**** Available records ****
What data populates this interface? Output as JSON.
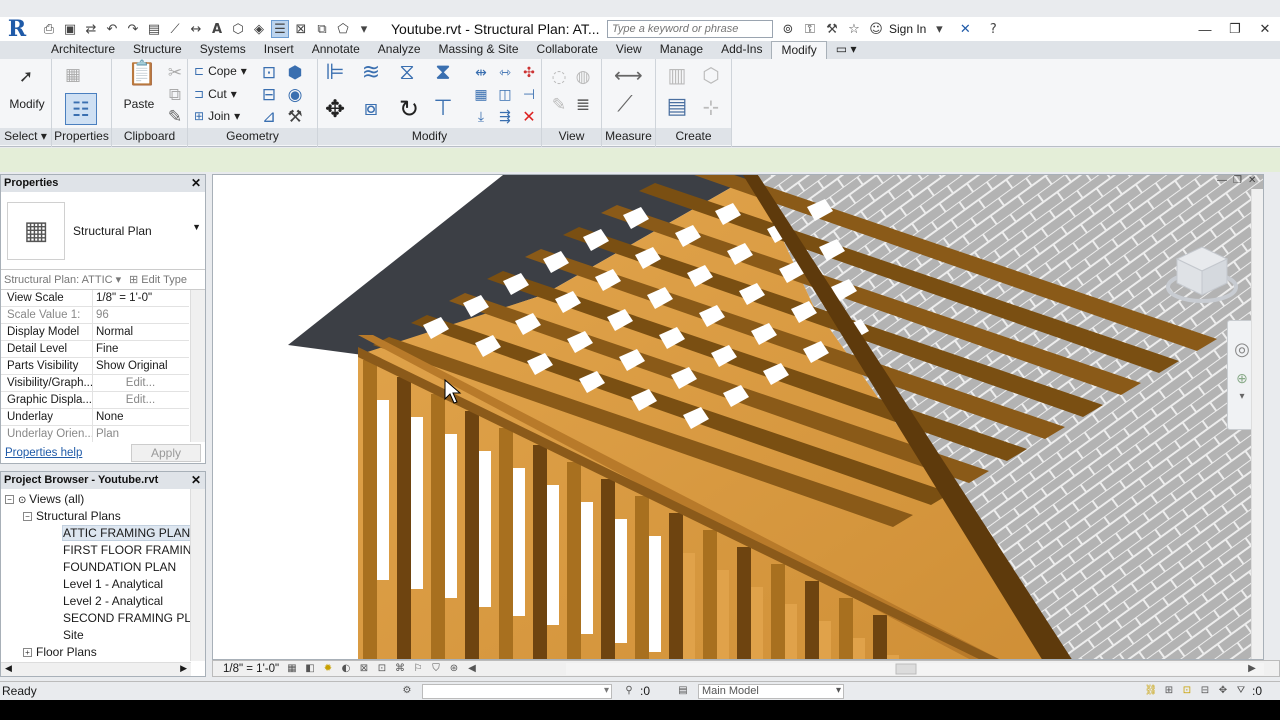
{
  "titlebar": {
    "logo": "R",
    "title": "Youtube.rvt - Structural Plan: AT...",
    "search_placeholder": "Type a keyword or phrase",
    "sign_in": "Sign In"
  },
  "tabs": [
    "Architecture",
    "Structure",
    "Systems",
    "Insert",
    "Annotate",
    "Analyze",
    "Massing & Site",
    "Collaborate",
    "View",
    "Manage",
    "Add-Ins",
    "Modify"
  ],
  "active_tab": "Modify",
  "ribbon": {
    "modify_label": "Modify",
    "paste_label": "Paste",
    "cope_label": "Cope",
    "cut_label": "Cut",
    "join_label": "Join",
    "panels": {
      "select": "Select",
      "properties": "Properties",
      "clipboard": "Clipboard",
      "geometry": "Geometry",
      "modify": "Modify",
      "view": "View",
      "measure": "Measure",
      "create": "Create"
    }
  },
  "properties": {
    "title": "Properties",
    "type_name": "Structural Plan",
    "instance_filter": "Structural Plan: ATTIC",
    "edit_type": "Edit Type",
    "rows": [
      {
        "name": "View Scale",
        "value": "1/8\" = 1'-0\"",
        "grey": false,
        "button": false
      },
      {
        "name": "Scale Value    1:",
        "value": "96",
        "grey": true,
        "button": false
      },
      {
        "name": "Display Model",
        "value": "Normal",
        "grey": false,
        "button": false
      },
      {
        "name": "Detail Level",
        "value": "Fine",
        "grey": false,
        "button": false
      },
      {
        "name": "Parts Visibility",
        "value": "Show Original",
        "grey": false,
        "button": false
      },
      {
        "name": "Visibility/Graph...",
        "value": "Edit...",
        "grey": false,
        "button": true
      },
      {
        "name": "Graphic Displa...",
        "value": "Edit...",
        "grey": false,
        "button": true
      },
      {
        "name": "Underlay",
        "value": "None",
        "grey": false,
        "button": false
      },
      {
        "name": "Underlay Orien...",
        "value": "Plan",
        "grey": true,
        "button": false
      }
    ],
    "help_link": "Properties help",
    "apply_label": "Apply"
  },
  "browser": {
    "title": "Project Browser - Youtube.rvt",
    "items": [
      {
        "label": "Views (all)",
        "level": 0,
        "toggle": "−",
        "selected": false
      },
      {
        "label": "Structural Plans",
        "level": 1,
        "toggle": "−",
        "selected": false
      },
      {
        "label": "ATTIC FRAMING PLAN",
        "level": 2,
        "toggle": "",
        "selected": true
      },
      {
        "label": "FIRST FLOOR FRAMING P",
        "level": 2,
        "toggle": "",
        "selected": false
      },
      {
        "label": "FOUNDATION PLAN",
        "level": 2,
        "toggle": "",
        "selected": false
      },
      {
        "label": "Level 1 - Analytical",
        "level": 2,
        "toggle": "",
        "selected": false
      },
      {
        "label": "Level 2 - Analytical",
        "level": 2,
        "toggle": "",
        "selected": false
      },
      {
        "label": "SECOND FRAMING PLAN",
        "level": 2,
        "toggle": "",
        "selected": false
      },
      {
        "label": "Site",
        "level": 2,
        "toggle": "",
        "selected": false
      },
      {
        "label": "Floor Plans",
        "level": 1,
        "toggle": "+",
        "selected": false
      }
    ]
  },
  "view_controls": {
    "scale": "1/8\" = 1'-0\""
  },
  "status": {
    "text": "Ready",
    "selection_count": ":0",
    "model": "Main Model",
    "filter_count": ":0"
  },
  "colors": {
    "wood_light": "#d9a04a",
    "wood_dark": "#7a4f12",
    "roof": "#3c3f45",
    "shingle": "#a8a8a8"
  }
}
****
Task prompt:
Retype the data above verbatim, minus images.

Exercise solution:
What data populates this interface? Output as JSON.
{
  "titlebar": {
    "logo": "R",
    "title": "Youtube.rvt - Structural Plan: AT...",
    "search_placeholder": "Type a keyword or phrase",
    "sign_in": "Sign In"
  },
  "tabs": [
    "Architecture",
    "Structure",
    "Systems",
    "Insert",
    "Annotate",
    "Analyze",
    "Massing & Site",
    "Collaborate",
    "View",
    "Manage",
    "Add-Ins",
    "Modify"
  ],
  "active_tab": "Modify",
  "ribbon": {
    "modify_label": "Modify",
    "paste_label": "Paste",
    "cope_label": "Cope",
    "cut_label": "Cut",
    "join_label": "Join",
    "panels": {
      "select": "Select",
      "properties": "Properties",
      "clipboard": "Clipboard",
      "geometry": "Geometry",
      "modify": "Modify",
      "view": "View",
      "measure": "Measure",
      "create": "Create"
    }
  },
  "properties": {
    "title": "Properties",
    "type_name": "Structural Plan",
    "instance_filter": "Structural Plan: ATTIC",
    "edit_type": "Edit Type",
    "rows": [
      {
        "name": "View Scale",
        "value": "1/8\" = 1'-0\"",
        "grey": false,
        "button": false
      },
      {
        "name": "Scale Value    1:",
        "value": "96",
        "grey": true,
        "button": false
      },
      {
        "name": "Display Model",
        "value": "Normal",
        "grey": false,
        "button": false
      },
      {
        "name": "Detail Level",
        "value": "Fine",
        "grey": false,
        "button": false
      },
      {
        "name": "Parts Visibility",
        "value": "Show Original",
        "grey": false,
        "button": false
      },
      {
        "name": "Visibility/Graph...",
        "value": "Edit...",
        "grey": false,
        "button": true
      },
      {
        "name": "Graphic Displa...",
        "value": "Edit...",
        "grey": false,
        "button": true
      },
      {
        "name": "Underlay",
        "value": "None",
        "grey": false,
        "button": false
      },
      {
        "name": "Underlay Orien...",
        "value": "Plan",
        "grey": true,
        "button": false
      }
    ],
    "help_link": "Properties help",
    "apply_label": "Apply"
  },
  "browser": {
    "title": "Project Browser - Youtube.rvt",
    "items": [
      {
        "label": "Views (all)",
        "level": 0,
        "toggle": "−",
        "selected": false
      },
      {
        "label": "Structural Plans",
        "level": 1,
        "toggle": "−",
        "selected": false
      },
      {
        "label": "ATTIC FRAMING PLAN",
        "level": 2,
        "toggle": "",
        "selected": true
      },
      {
        "label": "FIRST FLOOR FRAMING P",
        "level": 2,
        "toggle": "",
        "selected": false
      },
      {
        "label": "FOUNDATION PLAN",
        "level": 2,
        "toggle": "",
        "selected": false
      },
      {
        "label": "Level 1 - Analytical",
        "level": 2,
        "toggle": "",
        "selected": false
      },
      {
        "label": "Level 2 - Analytical",
        "level": 2,
        "toggle": "",
        "selected": false
      },
      {
        "label": "SECOND FRAMING PLAN",
        "level": 2,
        "toggle": "",
        "selected": false
      },
      {
        "label": "Site",
        "level": 2,
        "toggle": "",
        "selected": false
      },
      {
        "label": "Floor Plans",
        "level": 1,
        "toggle": "+",
        "selected": false
      }
    ]
  },
  "view_controls": {
    "scale": "1/8\" = 1'-0\""
  },
  "status": {
    "text": "Ready",
    "selection_count": ":0",
    "model": "Main Model",
    "filter_count": ":0"
  },
  "colors": {
    "wood_light": "#d9a04a",
    "wood_dark": "#7a4f12",
    "roof": "#3c3f45",
    "shingle": "#a8a8a8"
  }
}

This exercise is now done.